Women’s rights and film are two things I’ve been passionate about for as long as I can remember. As I child, I spent a huge amount of my free time making videos in iMovie with my friends. In fourth grade, when I saw the documentary My Name Is Malala, I became much more aware of women’s rights and was incredibly inspired. I loved that there was a powerful way to raise awareness through film and storytelling. As a young girl living in Los Angeles, I became particularly aware of the #MeToo movement and was struck by the abuse of power and the difficulties women faced as actresses in the film industry—and so I began to wonder what life was like for women on the other side of the camera. I started researching and quickly found some dramatic statistics and inequities. I was shocked and dismayed to learn of the film industry’s significant gender imbalance when it comes to women being hired for crew roles. Of the 100 top-grossing films in 2018, women accounted for only 18% of producers, 14% of editors, 5% of writers, 4% of directors, and 3% of cinematographers. Additionally, the higher the film budget, the lower the percentage of women in crew roles being hired to work on the movie. I decided to interview people in the film industry to find out why the numbers are so low and to figure out what, if anything, could be done to address this gender gap. My goal was to gain an understanding of the gender bias that women face in their jobs, how it impacts their careers, and ways to improve the numbers.  

I made my film as an independent studies project when I was in the eighth grade. I had never made a student film before, but I felt passionate about telling this story. I made the film using the tools available to me: iMovie, a point-and-shoot camera, and some lights and audio equipment borrowed from my school. I found people to interview by asking teachers and parents for recommendations and then asking the people I interviewed for more recommendations. Each person I interviewed knew a lot more than I did about how to use a camera and make a film, so I would always ask for suggestions, and I ended up learning a lot as I went. My first interview had blurry footage, uneven audio, and no B-roll (I didn’t even know what that was), but it made me work extra hard in the editing process to piece together a watchable interview, and I made sure to always use two cameras and check that everything was working before doing other interviews. Synching the audio took hours and iMovie was extremely limiting, but I am proud of the final product and especially grateful for how much I learned in the process.

Although the topic I covered in my documentary is heavy, I actually came away from the experience feeling incredibly inspired and hopeful. I interviewed so many smart, determined women who have faced a variety of challenges and still persevered.
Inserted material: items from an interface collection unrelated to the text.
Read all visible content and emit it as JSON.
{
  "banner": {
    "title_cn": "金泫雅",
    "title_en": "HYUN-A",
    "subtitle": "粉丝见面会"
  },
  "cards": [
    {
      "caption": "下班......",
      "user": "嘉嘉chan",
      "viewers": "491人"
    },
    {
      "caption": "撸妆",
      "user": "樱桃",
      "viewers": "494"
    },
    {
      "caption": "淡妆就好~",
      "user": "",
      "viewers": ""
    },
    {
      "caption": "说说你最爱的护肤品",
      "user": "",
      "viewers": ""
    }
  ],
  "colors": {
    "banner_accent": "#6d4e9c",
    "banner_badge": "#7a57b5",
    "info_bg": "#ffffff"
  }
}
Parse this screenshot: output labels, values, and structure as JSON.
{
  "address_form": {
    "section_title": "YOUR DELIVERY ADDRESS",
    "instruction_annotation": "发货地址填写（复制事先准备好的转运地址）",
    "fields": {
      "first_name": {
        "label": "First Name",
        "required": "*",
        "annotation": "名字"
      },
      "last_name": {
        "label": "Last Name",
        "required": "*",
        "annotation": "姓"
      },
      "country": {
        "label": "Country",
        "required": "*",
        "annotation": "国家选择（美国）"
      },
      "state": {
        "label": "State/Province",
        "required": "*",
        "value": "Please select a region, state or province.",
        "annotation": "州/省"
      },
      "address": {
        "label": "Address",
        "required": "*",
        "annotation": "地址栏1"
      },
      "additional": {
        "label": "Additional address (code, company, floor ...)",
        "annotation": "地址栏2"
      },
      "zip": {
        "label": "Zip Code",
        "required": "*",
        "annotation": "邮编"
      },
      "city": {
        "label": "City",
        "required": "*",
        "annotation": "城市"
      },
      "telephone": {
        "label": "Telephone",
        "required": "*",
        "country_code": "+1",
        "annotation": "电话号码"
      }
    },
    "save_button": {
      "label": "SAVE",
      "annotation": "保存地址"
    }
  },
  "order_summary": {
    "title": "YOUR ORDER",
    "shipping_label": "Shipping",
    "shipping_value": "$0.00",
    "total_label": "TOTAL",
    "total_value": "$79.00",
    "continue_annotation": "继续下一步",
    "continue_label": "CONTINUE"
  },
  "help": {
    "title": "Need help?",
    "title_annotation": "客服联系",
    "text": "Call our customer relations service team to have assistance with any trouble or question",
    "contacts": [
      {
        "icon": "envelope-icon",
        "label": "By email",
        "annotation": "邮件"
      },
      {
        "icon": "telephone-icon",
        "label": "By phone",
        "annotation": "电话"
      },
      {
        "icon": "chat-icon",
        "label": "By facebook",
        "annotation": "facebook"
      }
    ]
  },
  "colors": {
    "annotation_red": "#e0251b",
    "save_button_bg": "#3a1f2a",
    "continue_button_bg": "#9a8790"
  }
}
Having this as a first project could have discouraged me, but it ultimately made me even more determined to be a filmmaker. I loved learning about people’s experiences—good and bad—and the more I found out, the more curious I was. It was interesting hearing from the men that I interviewed about how different their experiences were from the women, and how little they’d had to consider these questions. It just wasn’t an issue for them in the course of their careers. 

When I first pitched my film concept at school, I was asked whether I could name three female directors. Although I knew a lot of male directors, I could only name one female director.  After making my film, I’m happy to say that not only can I name many more female directors (and writers, producers, editors, and cinematographers), I have so many incredible women to look up to and hopefully even work under one day soon.